Komodo dragons at Reptiland
The Peeling Productions team installing a perimeter fence around what will become the home for our Komodo dragons.

We committed to building a facility to house and breed these giant lizards in Central PA, and work on a new 3,000 square foot building has begun. Komodo dragons are unlike other lizards—they are active and need lots of space. Our new facility will include a 1,300 sq ft indoor exhibit, a large indoor holding area with shift facility, and a lush outdoor exhibit for warm weather viewing. Because dragons like it hot—95 degrees everyday, year-round—the building will need to be very well insulated. With that in mind, we have incorporated a living roof into our design, a first at Reptiland.

*6/14/13 Update: The Komodo dragon exhibit, Island Giants, is now open to the public!

Geckos: Disposable Parts

Have you ever wondered what it is like to be unable to outrun an enemy and be too small to fight? The answer for most geckos is to give up their tail. Built-in weak spots in the bones of the tail make it easy to break. Most require a tug, but some geckos can pop off their own tail by pushing it against an object.  The broken tail wriggles to distract the predator, and muscles around the break quickly seal torn blood vessels in the gecko’s body. Most geckos eventually grow a new tail supported by cartilage instead of bone.  Re-generated tails are also shorter and lack the color and texture of the original.

geckotailA common frog-eyed gecko (Teratoscincus scincus) who has “dropped” its tail.

Another interesting adaption of geckos has is known as “Shock Shedding”. Grab the wrong gecko and you’ll find yourself holding nothing but skin! Gecko skin has two layers of dermis, creating built-in “tear zones.”  The outer skin easily peels off as the gecko squirms free and the inner layer remains as a barrier against infection.

Reptiland currently exhibits four species of geckos, including the giant leaf-tailed gecko, lined leaf-tailed gecko, tokay gecko, and giant day gecko.
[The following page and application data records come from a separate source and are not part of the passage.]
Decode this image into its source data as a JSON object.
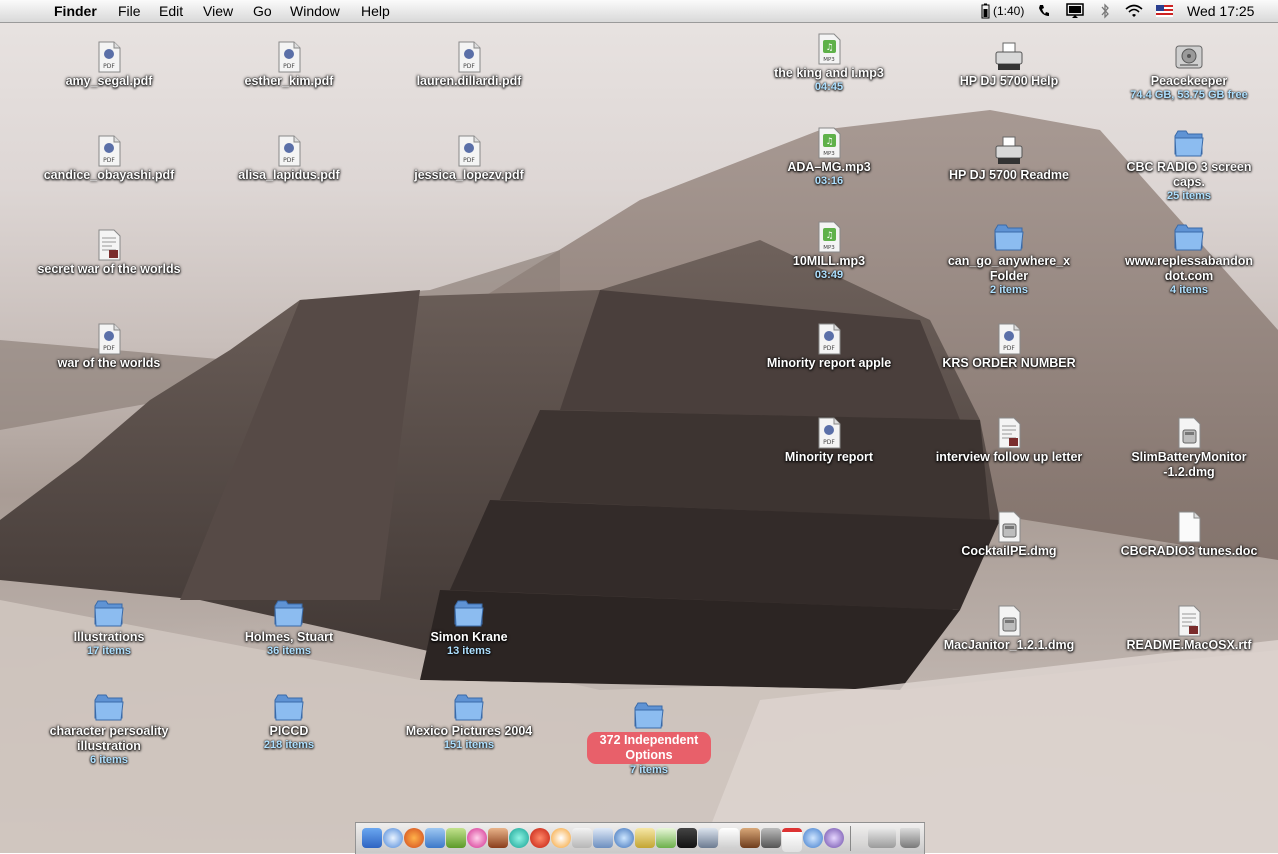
{
  "menubar": {
    "apple_glyph": "",
    "app_name": "Finder",
    "menus": [
      "File",
      "Edit",
      "View",
      "Go",
      "Window",
      "Help"
    ],
    "battery": "(1:40)",
    "clock": "Wed 17:25"
  },
  "desktop_icons": [
    {
      "name": "amy_segal.pdf",
      "sub": "",
      "kind": "pdf"
    },
    {
      "name": "esther_kim.pdf",
      "sub": "",
      "kind": "pdf"
    },
    {
      "name": "lauren.dillardi.pdf",
      "sub": "",
      "kind": "pdf"
    },
    {
      "name": "the king and i.mp3",
      "sub": "04:45",
      "kind": "mp3"
    },
    {
      "name": "HP DJ 5700 Help",
      "sub": "",
      "kind": "printer"
    },
    {
      "name": "Peacekeeper",
      "sub": "74.4 GB, 53.75 GB free",
      "kind": "disk"
    },
    {
      "name": "candice_obayashi.pdf",
      "sub": "",
      "kind": "pdf"
    },
    {
      "name": "alisa_lapidus.pdf",
      "sub": "",
      "kind": "pdf"
    },
    {
      "name": "jessica_lopezv.pdf",
      "sub": "",
      "kind": "pdf"
    },
    {
      "name": "ADA–MG.mp3",
      "sub": "03:16",
      "kind": "mp3"
    },
    {
      "name": "HP DJ 5700 Readme",
      "sub": "",
      "kind": "printer"
    },
    {
      "name": "CBC RADIO 3 screen caps.",
      "sub": "25 items",
      "kind": "folder"
    },
    {
      "name": "secret war of the worlds",
      "sub": "",
      "kind": "doc"
    },
    {
      "name": "10MILL.mp3",
      "sub": "03:49",
      "kind": "mp3"
    },
    {
      "name": "can_go_anywhere_x Folder",
      "sub": "2 items",
      "kind": "folder"
    },
    {
      "name": "www.replessabandon dot.com",
      "sub": "4 items",
      "kind": "folder"
    },
    {
      "name": "war of the worlds",
      "sub": "",
      "kind": "pdf"
    },
    {
      "name": "Minority report apple",
      "sub": "",
      "kind": "pdf"
    },
    {
      "name": "KRS ORDER NUMBER",
      "sub": "",
      "kind": "pdf"
    },
    {
      "name": "Minority report",
      "sub": "",
      "kind": "pdf"
    },
    {
      "name": "interview follow up letter",
      "sub": "",
      "kind": "doc"
    },
    {
      "name": "SlimBatteryMonitor -1.2.dmg",
      "sub": "",
      "kind": "dmg"
    },
    {
      "name": "CocktailPE.dmg",
      "sub": "",
      "kind": "dmg"
    },
    {
      "name": "CBCRADIO3 tunes.doc",
      "sub": "",
      "kind": "blank"
    },
    {
      "name": "MacJanitor_1.2.1.dmg",
      "sub": "",
      "kind": "dmg"
    },
    {
      "name": "README.MacOSX.rtf",
      "sub": "",
      "kind": "doc"
    },
    {
      "name": "Illustrations",
      "sub": "17 items",
      "kind": "folder"
    },
    {
      "name": "Holmes, Stuart",
      "sub": "36 items",
      "kind": "folder"
    },
    {
      "name": "Simon Krane",
      "sub": "13 items",
      "kind": "folder"
    },
    {
      "name": "character persoality illustration",
      "sub": "6 items",
      "kind": "folder"
    },
    {
      "name": "PICCD",
      "sub": "218 items",
      "kind": "folder"
    },
    {
      "name": "Mexico Pictures 2004",
      "sub": "151 items",
      "kind": "folder"
    },
    {
      "name": "372 Independent Options",
      "sub": "7 items",
      "kind": "folder",
      "selected": true
    }
  ],
  "dock_items": [
    "finder-icon",
    "safari-icon",
    "firefox-icon",
    "mail-icon",
    "ichat-icon",
    "flower-icon",
    "photoshop-icon",
    "sync-icon",
    "filezilla-icon",
    "vlc-icon",
    "text-icon",
    "preview-icon",
    "network-icon",
    "notes-icon",
    "itunes-icon",
    "grapher-icon",
    "system-icon",
    "textedit-icon",
    "photos-icon",
    "terminal-icon",
    "calendar-icon",
    "address-icon",
    "dvd-icon",
    "wifi-icon",
    "trash-icon"
  ],
  "colors": {
    "selection": "#e8606a",
    "folder": "#7fb2e8",
    "item_count": "#aee0ff"
  }
}
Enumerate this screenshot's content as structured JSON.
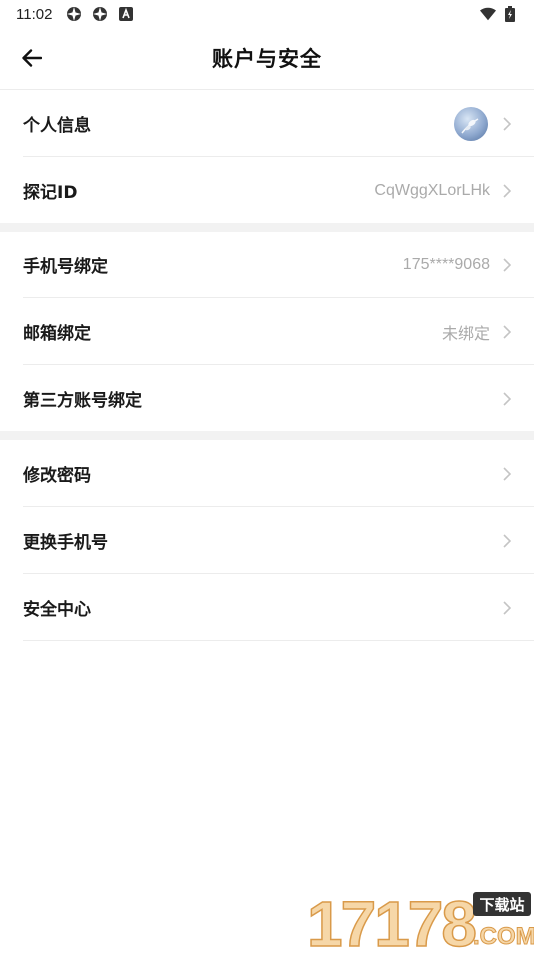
{
  "status_bar": {
    "time": "11:02"
  },
  "header": {
    "title": "账户与安全"
  },
  "groups": [
    {
      "rows": [
        {
          "label": "个人信息",
          "value": ""
        },
        {
          "label": "探记ID",
          "value": "CqWggXLorLHk"
        }
      ]
    },
    {
      "rows": [
        {
          "label": "手机号绑定",
          "value": "175****9068"
        },
        {
          "label": "邮箱绑定",
          "value": "未绑定"
        },
        {
          "label": "第三方账号绑定",
          "value": ""
        }
      ]
    },
    {
      "rows": [
        {
          "label": "修改密码",
          "value": ""
        },
        {
          "label": "更换手机号",
          "value": ""
        },
        {
          "label": "安全中心",
          "value": ""
        }
      ]
    }
  ],
  "watermark": {
    "number": "17178",
    "tag": "下载站",
    "domain": ".COM"
  },
  "colors": {
    "divider": "#ececec",
    "section_bg": "#f2f2f2",
    "secondary_text": "#aaaaaa"
  }
}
Additionally, you can create your own gecko when you pay a visit to our Build-A-Gecko interactive station!

Tyrannosaurus rex

Dinosaur Fun Facts: Tyrannosaurus rex

Tyrannosaurus rex, or “Tyrant Lizard”, one of the largest dinosaurs to have walked the earth, lived 70 million years ago in what is now North America. Weighing in at 7.5 tons, standing 15-20 feet tall and 40 feet long, T. rex was a fierce predator!  This dinosaur’s massive jaws were lined with 50-60 serrated teeth, some measuring 9 inches long. Preserved bone and muscle fragments in T. rex feces show that it took big, bone-crushing bites consuming up to 500 lbs of meat in one bite! Its 4-foot-long jaws were big enough to swallow an adult human!

See this massive meat-eater along with seven other dinosaur species at Dinosaurs Come to Life, a special outdoor exhibit at Clyde Peeling’s Reptiland. Due to its popularity, Dinosaurs Come to Life has been extended through the end of October 2011.

Tyrannosaurus rex